---- Dataset content

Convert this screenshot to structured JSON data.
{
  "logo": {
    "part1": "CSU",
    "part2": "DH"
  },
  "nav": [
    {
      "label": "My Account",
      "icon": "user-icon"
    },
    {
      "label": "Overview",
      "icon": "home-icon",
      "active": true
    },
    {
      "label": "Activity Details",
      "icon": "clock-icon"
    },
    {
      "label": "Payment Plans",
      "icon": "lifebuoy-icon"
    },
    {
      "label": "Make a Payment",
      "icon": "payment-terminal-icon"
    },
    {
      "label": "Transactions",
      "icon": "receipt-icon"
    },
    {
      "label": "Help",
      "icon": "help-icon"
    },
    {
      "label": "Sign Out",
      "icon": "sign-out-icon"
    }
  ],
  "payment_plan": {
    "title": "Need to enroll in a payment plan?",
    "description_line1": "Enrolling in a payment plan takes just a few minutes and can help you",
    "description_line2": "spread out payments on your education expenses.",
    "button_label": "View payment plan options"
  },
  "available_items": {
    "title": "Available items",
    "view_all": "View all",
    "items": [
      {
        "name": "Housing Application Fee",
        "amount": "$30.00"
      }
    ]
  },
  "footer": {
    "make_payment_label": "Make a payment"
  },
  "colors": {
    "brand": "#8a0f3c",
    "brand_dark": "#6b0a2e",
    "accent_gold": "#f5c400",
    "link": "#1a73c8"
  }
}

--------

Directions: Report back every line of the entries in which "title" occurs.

Your response:
    "title": "Need to enroll in a payment plan?",
    "title": "Available items",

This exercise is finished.